So far I am liking this place.  The people are friendly and open and this is my first experience of the real Alaska.  I may stay another day to soak up the culture.  Total voyage distance 819.1 miles.

Logged 4th June 2016

HUMAN CONTACT AGAIN

Curlew Bay proved to be a nice quiet anchorage and I had a good sleep.  A bit of a late start today, we are heading up to the village of Hartley Bay and it’s not far so no hurry.  The wind was very light from the south and we sailed under the jib slowly up to Hartley Bay.

Approaching Hartley Bay from the South. Photo Ray Penson
Approaching Hartley Bay from the South. Photo Ray Penson

Hartley Bay is an Indian village and the last populated place before Prince Rupert.  There are two other yachts in the harbour this evening, both are American.  Bill off the yacht Nayeli helped me tie up which is always welcome when single handed.  Bill and his wife are also headed up to Glacier Bay and will be travelling North on a similar schedule to me through Grenville Channel.  The other American yacht is going south to Seattle from Sitka.

These people were the first humans I have seen and spoken to since leaving Klemtu last Sunday.  Just by sailing west for a day off the inside passage route, I took myself to a part of BC that is uninhabited and quite remote.  I saw Seals, River Otters, furry animals in the woods, Bald Eagles, Whales, Dolphins, a gruesome Jellyfish, multiple species of Ducks and heaps of trees.  But no bears yet!

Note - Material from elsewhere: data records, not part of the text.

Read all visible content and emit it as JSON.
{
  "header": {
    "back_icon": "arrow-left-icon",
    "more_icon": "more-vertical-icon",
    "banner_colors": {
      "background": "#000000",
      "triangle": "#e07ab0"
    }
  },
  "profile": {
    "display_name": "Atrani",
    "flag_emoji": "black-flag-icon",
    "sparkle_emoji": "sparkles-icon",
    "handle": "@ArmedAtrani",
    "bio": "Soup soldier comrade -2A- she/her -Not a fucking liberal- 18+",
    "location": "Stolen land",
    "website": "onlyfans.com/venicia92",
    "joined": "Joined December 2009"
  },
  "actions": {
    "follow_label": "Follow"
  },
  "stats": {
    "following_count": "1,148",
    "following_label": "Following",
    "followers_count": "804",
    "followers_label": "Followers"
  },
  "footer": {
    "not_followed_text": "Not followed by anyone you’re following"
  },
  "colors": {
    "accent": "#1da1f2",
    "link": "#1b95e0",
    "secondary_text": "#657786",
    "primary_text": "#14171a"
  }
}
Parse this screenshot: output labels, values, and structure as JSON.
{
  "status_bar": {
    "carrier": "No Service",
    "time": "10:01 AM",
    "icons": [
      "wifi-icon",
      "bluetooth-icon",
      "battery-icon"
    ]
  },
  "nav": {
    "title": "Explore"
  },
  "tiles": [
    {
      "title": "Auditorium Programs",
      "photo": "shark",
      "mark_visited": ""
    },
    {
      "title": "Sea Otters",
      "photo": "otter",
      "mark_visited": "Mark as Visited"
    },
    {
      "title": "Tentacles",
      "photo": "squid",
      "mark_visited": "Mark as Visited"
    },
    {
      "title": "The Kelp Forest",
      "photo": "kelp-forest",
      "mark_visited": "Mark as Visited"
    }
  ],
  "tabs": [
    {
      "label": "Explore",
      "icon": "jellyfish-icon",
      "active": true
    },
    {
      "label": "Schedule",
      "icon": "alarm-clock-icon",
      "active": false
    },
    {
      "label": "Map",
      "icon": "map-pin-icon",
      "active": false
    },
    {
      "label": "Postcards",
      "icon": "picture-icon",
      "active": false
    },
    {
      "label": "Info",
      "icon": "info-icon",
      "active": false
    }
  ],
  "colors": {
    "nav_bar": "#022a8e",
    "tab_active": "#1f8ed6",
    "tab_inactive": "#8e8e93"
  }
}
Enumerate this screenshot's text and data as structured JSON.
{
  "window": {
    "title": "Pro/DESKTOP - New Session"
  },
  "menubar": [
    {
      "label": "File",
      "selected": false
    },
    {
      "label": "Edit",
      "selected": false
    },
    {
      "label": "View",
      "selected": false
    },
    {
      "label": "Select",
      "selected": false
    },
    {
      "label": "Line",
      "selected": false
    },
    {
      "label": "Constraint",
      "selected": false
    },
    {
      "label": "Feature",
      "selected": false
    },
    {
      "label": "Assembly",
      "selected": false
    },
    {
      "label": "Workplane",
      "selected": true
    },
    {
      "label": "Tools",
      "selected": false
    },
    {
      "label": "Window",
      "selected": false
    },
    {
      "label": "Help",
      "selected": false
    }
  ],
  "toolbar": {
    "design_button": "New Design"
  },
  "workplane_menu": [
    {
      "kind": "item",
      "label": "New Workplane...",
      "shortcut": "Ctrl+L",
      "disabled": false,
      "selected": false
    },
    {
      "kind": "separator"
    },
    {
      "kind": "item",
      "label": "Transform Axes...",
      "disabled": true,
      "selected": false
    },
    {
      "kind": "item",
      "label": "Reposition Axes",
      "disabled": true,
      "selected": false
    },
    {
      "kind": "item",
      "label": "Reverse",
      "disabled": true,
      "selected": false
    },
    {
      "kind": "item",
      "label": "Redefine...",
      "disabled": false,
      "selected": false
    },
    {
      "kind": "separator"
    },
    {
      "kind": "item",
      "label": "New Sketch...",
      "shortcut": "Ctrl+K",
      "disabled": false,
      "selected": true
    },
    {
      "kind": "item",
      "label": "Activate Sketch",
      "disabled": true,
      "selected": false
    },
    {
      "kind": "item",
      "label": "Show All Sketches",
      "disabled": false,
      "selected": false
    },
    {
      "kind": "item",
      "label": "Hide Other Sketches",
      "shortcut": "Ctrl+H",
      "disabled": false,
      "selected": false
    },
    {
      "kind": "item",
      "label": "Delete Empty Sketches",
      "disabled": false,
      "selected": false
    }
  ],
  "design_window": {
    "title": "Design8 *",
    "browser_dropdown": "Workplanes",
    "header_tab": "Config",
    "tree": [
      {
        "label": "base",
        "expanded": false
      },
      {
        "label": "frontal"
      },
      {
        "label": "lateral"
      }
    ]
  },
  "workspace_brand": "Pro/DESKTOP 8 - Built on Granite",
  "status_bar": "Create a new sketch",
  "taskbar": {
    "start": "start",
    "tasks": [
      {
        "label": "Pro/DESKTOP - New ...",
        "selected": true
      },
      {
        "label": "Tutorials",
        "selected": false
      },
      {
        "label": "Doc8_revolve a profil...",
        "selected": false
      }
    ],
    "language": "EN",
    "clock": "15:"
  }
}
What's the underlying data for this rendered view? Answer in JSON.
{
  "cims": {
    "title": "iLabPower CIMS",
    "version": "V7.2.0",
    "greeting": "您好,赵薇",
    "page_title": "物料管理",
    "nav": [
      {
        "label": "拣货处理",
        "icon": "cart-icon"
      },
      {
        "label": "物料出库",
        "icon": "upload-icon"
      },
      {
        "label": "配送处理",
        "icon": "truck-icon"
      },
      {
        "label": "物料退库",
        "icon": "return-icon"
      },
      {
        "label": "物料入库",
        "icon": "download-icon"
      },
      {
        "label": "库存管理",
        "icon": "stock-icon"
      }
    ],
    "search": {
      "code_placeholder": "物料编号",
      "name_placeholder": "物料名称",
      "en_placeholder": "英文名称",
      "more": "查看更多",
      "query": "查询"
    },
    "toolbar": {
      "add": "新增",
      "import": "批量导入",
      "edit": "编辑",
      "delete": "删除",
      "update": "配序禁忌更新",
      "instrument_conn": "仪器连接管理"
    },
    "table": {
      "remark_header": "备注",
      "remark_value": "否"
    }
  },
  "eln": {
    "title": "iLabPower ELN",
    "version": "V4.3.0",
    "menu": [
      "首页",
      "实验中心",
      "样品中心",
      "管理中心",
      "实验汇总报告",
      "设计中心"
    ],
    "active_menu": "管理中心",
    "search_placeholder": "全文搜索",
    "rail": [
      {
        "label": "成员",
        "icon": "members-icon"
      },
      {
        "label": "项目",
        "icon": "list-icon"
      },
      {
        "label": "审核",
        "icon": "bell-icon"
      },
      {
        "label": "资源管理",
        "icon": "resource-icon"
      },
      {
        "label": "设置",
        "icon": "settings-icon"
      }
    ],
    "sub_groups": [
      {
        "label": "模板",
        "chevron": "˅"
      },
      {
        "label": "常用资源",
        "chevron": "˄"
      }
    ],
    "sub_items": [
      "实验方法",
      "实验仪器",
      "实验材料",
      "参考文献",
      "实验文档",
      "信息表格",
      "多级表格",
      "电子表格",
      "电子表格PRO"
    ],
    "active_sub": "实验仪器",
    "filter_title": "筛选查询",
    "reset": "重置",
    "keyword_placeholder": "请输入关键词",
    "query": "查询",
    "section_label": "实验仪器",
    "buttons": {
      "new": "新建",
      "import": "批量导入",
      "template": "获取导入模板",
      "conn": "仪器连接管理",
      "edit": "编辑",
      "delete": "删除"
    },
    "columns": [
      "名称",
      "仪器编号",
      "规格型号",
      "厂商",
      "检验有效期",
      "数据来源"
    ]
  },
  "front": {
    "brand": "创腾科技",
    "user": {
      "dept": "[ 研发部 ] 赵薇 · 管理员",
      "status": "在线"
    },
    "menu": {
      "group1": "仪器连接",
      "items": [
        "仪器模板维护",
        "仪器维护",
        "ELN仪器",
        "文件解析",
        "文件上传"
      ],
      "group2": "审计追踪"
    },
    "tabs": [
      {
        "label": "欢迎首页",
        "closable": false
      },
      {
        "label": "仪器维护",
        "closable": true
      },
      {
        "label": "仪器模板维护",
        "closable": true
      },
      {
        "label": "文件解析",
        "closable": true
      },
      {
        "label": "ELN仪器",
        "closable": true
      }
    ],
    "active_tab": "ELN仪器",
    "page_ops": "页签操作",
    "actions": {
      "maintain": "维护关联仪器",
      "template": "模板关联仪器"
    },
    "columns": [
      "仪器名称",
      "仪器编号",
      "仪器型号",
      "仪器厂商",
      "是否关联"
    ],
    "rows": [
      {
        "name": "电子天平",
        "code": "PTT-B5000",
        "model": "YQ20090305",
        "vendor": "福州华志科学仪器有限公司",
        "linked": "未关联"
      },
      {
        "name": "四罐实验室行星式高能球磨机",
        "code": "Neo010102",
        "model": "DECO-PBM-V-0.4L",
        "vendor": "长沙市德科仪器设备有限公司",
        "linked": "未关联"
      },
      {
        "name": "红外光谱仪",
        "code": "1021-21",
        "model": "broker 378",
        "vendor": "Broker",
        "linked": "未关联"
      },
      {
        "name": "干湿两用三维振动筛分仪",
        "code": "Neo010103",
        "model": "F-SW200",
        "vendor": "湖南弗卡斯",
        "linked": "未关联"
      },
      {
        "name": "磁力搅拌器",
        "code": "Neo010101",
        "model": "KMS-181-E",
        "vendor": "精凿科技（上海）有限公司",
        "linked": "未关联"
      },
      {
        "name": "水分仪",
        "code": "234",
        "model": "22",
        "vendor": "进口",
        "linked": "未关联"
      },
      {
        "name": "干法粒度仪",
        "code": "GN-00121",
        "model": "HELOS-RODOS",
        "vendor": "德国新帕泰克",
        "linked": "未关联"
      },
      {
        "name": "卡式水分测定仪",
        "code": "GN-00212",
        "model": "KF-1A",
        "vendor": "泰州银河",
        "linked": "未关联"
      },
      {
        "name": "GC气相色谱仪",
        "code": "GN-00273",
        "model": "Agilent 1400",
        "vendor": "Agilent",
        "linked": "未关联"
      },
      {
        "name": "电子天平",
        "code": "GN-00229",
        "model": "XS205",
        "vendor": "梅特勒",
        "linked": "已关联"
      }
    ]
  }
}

Nothing much going on in Hartley Bay on a Sunday night.  It’s a dry village so no drinking alcohol allowed – I will sneak in a tot in the cabin.  Tomorrow I will start up grenville Channel, just need to figure out the tides and current first.  Total voyage distance nautical 556.2 miles.  (That’s 1,030 Km in metric).

Logged 22nd May 2016